Late last week, along with so many of you, I read Dr. Danielle N. Lee’s honest and horrifying post on The Urban Scientist about the email exchange she had with a website editor who invited
My previous posts on the inevitable politics of climate science, I was flattered to see, figured into a terrific article this week by David Roberts of Grist about the futility of “just the facts” approaches
Last year after the unraveling of his serial plagiarism, lies, and falsification of quotes led to Jonah Lehrer’s resignation from The New Yorker and the removal of his book Imagine: How Creativity Works from bookstores,
More on UW-Madison’s recent conference about the public’s resistance to scientific messages about evolution, climate change, vaccines, and other matters.
The first installment of my summary of a fascinating science writing meeting at the University of Wisconsin-Madison.
Having misplaced my anti-narcissism drugs earlier this week, I can’t see any reason not to usurp the year-end retrospective trope and look back at some of what I’ve most enjoyed writing in 2011. I don’t
Andy Revkin has been kind enough to respond to my previous post about his “False Equivalence on Climate Message Machines.” He’s gentleman enough to concede that he was overly glib in equating a scholarly paper’s
My previous encomium to Ed Yong’s initiative in breaking out of the traditional science news box brought a gratifying response, not least of all from Ed himself, whom I might have managed to embarrass. (Success!)
(Update added at end.) Last week in my “Improving Science Journalism” post, I recapped an argument that I had previously made in an opinion column for the Guardian newspaper and in a speech at ScienceOnline2011:

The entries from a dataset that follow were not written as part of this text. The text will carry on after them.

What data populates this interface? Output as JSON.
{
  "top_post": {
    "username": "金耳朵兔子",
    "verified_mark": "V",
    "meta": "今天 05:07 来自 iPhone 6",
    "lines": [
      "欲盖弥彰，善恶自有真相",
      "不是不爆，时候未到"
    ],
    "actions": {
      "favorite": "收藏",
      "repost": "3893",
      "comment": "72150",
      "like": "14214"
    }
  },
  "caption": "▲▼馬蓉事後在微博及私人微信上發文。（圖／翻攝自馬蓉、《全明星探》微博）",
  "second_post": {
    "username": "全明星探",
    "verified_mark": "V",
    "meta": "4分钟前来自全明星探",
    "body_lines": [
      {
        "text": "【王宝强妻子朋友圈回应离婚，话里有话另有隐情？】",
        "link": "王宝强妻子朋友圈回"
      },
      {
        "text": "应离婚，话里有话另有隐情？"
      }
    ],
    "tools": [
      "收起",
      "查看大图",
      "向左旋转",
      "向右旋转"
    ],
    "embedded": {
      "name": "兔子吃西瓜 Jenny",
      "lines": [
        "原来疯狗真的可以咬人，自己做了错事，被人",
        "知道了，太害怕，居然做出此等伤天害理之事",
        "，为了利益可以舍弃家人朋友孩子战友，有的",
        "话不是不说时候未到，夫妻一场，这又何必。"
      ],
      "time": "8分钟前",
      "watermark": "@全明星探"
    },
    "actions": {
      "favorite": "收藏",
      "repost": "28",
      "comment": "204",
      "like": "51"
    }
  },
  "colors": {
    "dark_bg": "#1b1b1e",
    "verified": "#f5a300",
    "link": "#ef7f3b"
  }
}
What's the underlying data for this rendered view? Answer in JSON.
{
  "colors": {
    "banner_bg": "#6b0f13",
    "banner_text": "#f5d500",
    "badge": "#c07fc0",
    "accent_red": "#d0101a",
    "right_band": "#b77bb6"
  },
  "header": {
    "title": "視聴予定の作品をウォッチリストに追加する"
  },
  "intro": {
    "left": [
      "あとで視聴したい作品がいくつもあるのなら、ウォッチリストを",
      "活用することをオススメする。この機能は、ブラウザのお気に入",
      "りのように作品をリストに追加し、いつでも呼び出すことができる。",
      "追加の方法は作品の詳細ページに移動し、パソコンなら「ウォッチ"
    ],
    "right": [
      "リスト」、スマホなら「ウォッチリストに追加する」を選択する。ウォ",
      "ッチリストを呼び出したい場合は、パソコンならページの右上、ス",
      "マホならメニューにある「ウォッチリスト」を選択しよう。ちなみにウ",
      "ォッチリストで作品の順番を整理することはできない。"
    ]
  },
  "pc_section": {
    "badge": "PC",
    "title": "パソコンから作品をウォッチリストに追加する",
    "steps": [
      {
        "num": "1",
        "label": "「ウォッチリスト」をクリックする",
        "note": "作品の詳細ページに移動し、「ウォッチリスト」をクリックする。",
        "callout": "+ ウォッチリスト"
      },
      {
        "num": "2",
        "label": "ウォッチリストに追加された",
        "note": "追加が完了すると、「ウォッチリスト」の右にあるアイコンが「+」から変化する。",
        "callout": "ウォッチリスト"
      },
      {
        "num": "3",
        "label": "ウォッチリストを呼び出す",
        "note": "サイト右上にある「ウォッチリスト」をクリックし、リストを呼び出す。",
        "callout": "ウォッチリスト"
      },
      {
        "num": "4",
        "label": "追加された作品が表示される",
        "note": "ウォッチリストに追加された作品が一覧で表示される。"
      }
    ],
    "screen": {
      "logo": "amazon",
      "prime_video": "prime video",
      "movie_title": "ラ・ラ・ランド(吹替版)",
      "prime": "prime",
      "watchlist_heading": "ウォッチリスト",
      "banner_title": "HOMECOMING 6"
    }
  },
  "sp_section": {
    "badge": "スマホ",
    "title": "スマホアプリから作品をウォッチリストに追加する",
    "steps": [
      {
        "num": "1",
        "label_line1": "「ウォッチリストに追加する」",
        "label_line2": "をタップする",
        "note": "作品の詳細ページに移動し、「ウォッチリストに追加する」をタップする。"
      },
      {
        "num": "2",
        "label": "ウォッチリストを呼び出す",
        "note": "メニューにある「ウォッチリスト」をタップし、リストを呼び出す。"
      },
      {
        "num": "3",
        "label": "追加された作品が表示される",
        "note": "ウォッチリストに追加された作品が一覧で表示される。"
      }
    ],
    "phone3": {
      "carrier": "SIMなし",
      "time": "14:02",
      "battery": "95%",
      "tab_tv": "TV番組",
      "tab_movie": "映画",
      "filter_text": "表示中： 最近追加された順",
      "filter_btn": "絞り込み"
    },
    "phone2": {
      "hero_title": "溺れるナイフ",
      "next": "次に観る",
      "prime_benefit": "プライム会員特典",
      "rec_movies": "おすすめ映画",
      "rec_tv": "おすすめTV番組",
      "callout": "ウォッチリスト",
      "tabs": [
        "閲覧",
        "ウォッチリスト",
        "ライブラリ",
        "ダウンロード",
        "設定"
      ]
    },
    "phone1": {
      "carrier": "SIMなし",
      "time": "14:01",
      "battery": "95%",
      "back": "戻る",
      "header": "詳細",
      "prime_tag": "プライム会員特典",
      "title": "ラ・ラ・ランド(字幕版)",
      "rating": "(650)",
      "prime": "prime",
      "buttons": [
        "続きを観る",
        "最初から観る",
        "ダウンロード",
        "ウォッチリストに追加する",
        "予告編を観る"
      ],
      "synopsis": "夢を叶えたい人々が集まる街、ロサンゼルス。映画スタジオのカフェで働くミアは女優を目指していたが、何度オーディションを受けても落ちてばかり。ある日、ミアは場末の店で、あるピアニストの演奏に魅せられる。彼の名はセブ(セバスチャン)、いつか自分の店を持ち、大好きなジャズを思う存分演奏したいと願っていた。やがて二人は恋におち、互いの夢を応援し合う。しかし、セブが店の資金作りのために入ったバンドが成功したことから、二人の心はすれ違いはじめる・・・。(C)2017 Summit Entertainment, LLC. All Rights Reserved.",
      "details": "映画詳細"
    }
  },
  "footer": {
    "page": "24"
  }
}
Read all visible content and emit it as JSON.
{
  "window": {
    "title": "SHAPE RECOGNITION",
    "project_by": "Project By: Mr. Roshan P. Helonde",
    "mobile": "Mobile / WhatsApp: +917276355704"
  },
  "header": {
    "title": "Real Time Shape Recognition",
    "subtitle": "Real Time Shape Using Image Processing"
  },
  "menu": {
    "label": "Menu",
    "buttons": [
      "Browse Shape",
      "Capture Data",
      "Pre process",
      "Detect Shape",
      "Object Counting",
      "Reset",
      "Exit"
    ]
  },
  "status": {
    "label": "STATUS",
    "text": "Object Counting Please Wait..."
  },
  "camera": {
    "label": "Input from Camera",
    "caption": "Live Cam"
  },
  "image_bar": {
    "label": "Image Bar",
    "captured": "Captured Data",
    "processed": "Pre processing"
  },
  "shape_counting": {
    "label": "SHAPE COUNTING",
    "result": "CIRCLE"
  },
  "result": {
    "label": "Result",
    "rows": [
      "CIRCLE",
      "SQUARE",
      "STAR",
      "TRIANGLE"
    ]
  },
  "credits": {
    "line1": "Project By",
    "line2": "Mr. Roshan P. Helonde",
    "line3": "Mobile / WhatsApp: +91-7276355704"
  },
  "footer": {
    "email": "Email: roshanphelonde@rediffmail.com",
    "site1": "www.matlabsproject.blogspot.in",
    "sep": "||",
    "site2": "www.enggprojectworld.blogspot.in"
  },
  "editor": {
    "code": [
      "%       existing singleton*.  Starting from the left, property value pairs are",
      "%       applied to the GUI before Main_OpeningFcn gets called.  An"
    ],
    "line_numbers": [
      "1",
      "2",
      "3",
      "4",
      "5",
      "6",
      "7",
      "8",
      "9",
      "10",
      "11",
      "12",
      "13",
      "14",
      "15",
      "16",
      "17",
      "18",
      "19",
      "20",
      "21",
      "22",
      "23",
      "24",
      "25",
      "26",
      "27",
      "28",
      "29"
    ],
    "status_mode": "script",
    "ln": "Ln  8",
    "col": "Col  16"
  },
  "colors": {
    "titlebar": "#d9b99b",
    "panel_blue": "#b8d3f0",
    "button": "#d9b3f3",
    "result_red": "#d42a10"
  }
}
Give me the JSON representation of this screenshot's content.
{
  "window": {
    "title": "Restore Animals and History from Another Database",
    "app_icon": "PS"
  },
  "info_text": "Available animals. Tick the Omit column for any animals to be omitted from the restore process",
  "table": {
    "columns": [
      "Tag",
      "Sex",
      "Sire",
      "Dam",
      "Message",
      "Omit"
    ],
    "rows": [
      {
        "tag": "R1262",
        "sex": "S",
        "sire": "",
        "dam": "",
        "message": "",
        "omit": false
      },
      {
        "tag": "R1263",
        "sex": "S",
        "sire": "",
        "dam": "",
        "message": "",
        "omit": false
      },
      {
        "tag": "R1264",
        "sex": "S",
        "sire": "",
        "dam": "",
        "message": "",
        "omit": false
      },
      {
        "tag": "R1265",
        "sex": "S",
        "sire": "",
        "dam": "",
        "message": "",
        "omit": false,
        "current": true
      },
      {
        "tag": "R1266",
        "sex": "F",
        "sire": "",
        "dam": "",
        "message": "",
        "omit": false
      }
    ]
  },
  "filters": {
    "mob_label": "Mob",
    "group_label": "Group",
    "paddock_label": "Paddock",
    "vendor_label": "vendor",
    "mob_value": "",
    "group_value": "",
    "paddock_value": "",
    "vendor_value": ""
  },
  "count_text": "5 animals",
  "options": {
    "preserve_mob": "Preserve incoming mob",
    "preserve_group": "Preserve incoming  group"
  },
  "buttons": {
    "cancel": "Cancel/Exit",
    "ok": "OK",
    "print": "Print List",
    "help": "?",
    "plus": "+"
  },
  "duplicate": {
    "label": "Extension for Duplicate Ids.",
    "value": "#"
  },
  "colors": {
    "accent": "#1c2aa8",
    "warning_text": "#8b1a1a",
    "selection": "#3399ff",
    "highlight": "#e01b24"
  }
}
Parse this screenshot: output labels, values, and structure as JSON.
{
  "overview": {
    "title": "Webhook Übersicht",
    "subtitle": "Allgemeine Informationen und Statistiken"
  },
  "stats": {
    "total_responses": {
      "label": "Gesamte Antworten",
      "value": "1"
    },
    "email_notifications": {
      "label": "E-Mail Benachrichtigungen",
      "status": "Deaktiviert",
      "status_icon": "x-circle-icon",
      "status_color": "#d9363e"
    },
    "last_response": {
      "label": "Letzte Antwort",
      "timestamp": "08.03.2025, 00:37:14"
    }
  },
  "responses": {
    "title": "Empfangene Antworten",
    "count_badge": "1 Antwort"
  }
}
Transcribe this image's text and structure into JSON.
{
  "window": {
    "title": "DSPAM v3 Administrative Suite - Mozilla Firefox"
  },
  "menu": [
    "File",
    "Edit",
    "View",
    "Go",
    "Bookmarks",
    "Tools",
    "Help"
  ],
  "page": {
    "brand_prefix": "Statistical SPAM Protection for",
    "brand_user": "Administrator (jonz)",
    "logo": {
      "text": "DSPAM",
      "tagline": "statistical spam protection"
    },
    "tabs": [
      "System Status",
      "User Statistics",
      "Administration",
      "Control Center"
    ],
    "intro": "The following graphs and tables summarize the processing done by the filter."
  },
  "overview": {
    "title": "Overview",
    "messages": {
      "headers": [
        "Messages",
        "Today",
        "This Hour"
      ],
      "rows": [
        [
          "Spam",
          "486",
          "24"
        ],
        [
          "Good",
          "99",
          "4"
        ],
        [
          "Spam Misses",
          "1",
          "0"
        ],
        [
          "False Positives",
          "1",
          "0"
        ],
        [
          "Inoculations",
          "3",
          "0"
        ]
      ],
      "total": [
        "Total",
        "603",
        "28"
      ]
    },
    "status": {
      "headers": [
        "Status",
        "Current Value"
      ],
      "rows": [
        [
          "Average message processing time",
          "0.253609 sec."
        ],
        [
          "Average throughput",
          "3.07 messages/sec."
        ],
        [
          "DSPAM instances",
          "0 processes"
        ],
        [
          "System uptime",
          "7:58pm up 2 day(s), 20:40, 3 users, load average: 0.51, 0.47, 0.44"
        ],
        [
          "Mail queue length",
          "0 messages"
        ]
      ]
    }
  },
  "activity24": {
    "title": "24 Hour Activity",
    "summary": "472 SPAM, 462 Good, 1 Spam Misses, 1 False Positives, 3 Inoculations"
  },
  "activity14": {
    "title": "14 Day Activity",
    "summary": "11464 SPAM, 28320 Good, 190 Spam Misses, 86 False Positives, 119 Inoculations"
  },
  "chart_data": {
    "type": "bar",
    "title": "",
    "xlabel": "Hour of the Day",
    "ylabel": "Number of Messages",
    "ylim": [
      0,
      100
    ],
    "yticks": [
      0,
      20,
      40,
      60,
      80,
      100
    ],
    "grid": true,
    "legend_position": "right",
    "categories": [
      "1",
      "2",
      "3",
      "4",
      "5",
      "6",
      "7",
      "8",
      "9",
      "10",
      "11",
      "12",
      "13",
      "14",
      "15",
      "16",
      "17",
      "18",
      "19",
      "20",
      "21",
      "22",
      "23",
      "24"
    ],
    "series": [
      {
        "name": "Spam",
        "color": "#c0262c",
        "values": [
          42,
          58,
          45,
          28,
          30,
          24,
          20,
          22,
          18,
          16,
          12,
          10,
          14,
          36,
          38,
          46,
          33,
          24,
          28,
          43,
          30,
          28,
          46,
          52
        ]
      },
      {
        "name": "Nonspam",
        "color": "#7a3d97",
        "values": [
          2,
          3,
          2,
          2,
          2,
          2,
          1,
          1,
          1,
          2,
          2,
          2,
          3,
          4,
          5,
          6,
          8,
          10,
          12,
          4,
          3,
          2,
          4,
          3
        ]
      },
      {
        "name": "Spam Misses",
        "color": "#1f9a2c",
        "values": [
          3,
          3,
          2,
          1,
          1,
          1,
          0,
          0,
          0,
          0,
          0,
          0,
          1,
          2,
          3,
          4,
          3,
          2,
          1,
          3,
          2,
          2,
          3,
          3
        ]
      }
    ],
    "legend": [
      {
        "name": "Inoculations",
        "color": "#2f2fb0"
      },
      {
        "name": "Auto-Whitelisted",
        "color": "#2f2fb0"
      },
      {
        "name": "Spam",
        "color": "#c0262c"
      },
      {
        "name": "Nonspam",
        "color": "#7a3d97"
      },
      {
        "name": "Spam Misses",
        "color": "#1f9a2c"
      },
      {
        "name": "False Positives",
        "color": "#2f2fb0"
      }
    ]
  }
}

To my delight, one result of my attendance at the exciting ScienceOnline2011 conference a couple of weeks ago was an invitation from Alok Jha of the Guardian newspaper to write an opinion piece for them